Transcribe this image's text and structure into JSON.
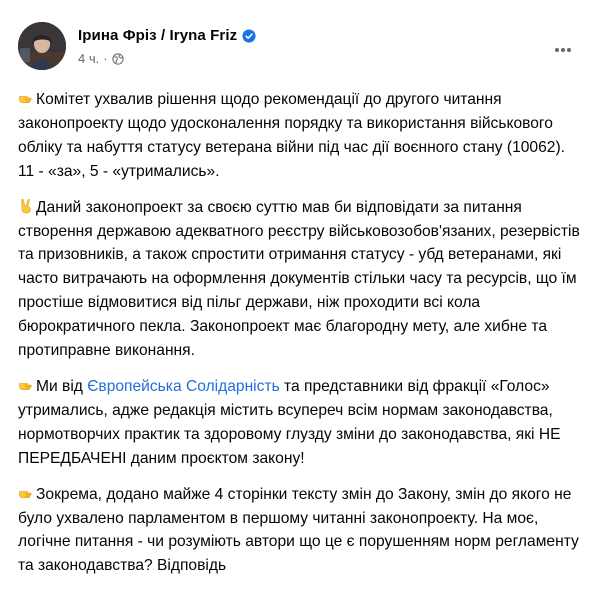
{
  "post": {
    "author": "Ірина Фріз / Iryna Friz",
    "time": "4 ч.",
    "dot": "·",
    "paragraphs": [
      {
        "emoji": "backhand-index-pointing-right-icon",
        "text": "Комітет ухвалив рішення щодо рекомендації до другого читання законопроекту щодо удосконалення порядку та використання військового обліку та набуття статусу ветерана війни під час дії воєнного стану (10062). 11 - «за», 5 - «утримались»."
      },
      {
        "emoji": "victory-hand-icon",
        "text": "Даний законопроект за своєю суттю мав би відповідати за питання створення державою адекватного реєстру військовозобов'язаних, резервістів та призовників, а також спростити отримання статусу - убд ветеранами, які часто витрачають на оформлення документів стільки часу та ресурсів, що їм простіше відмовитися від пільг держави, ніж проходити всі кола бюрократичного пекла. Законопроект має благородну мету, але хибне та протиправне виконання."
      },
      {
        "emoji": "backhand-index-pointing-right-icon",
        "text_before": "Ми від ",
        "link": "Європейська Солідарність",
        "text_after": " та представники від фракції «Голос» утримались, адже редакція містить всупереч всім нормам законодавства, нормотворчих практик та здоровому глузду зміни до законодавства, які НЕ ПЕРЕДБАЧЕНІ даним проєктом закону!"
      },
      {
        "emoji": "backhand-index-pointing-right-icon",
        "text": "Зокрема, додано майже 4 сторінки тексту змін до Закону, змін до якого не було ухвалено парламентом в першому читанні законопроекту. На моє, логічне питання - чи розуміють автори що це є порушенням норм регламенту та законодавства? Відповідь"
      }
    ]
  },
  "colors": {
    "text": "#050505",
    "secondary": "#65676b",
    "link": "#216fdb",
    "verified": "#1b74e4",
    "emoji_yellow": "#ffc83d"
  }
}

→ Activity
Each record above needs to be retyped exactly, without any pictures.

→ Task solution
Transcribe this image's text and structure into JSON.
{
  "post": {
    "author": "Ірина Фріз / Iryna Friz",
    "time": "4 ч.",
    "dot": "·",
    "paragraphs": [
      {
        "emoji": "backhand-index-pointing-right-icon",
        "text": "Комітет ухвалив рішення щодо рекомендації до другого читання законопроекту щодо удосконалення порядку та використання військового обліку та набуття статусу ветерана війни під час дії воєнного стану (10062). 11 - «за», 5 - «утримались»."
      },
      {
        "emoji": "victory-hand-icon",
        "text": "Даний законопроект за своєю суттю мав би відповідати за питання створення державою адекватного реєстру військовозобов'язаних, резервістів та призовників, а також спростити отримання статусу - убд ветеранами, які часто витрачають на оформлення документів стільки часу та ресурсів, що їм простіше відмовитися від пільг держави, ніж проходити всі кола бюрократичного пекла. Законопроект має благородну мету, але хибне та протиправне виконання."
      },
      {
        "emoji": "backhand-index-pointing-right-icon",
        "text_before": "Ми від ",
        "link": "Європейська Солідарність",
        "text_after": " та представники від фракції «Голос» утримались, адже редакція містить всупереч всім нормам законодавства, нормотворчих практик та здоровому глузду зміни до законодавства, які НЕ ПЕРЕДБАЧЕНІ даним проєктом закону!"
      },
      {
        "emoji": "backhand-index-pointing-right-icon",
        "text": "Зокрема, додано майже 4 сторінки тексту змін до Закону, змін до якого не було ухвалено парламентом в першому читанні законопроекту. На моє, логічне питання - чи розуміють автори що це є порушенням норм регламенту та законодавства? Відповідь"
      }
    ]
  },
  "colors": {
    "text": "#050505",
    "secondary": "#65676b",
    "link": "#216fdb",
    "verified": "#1b74e4",
    "emoji_yellow": "#ffc83d"
  }
}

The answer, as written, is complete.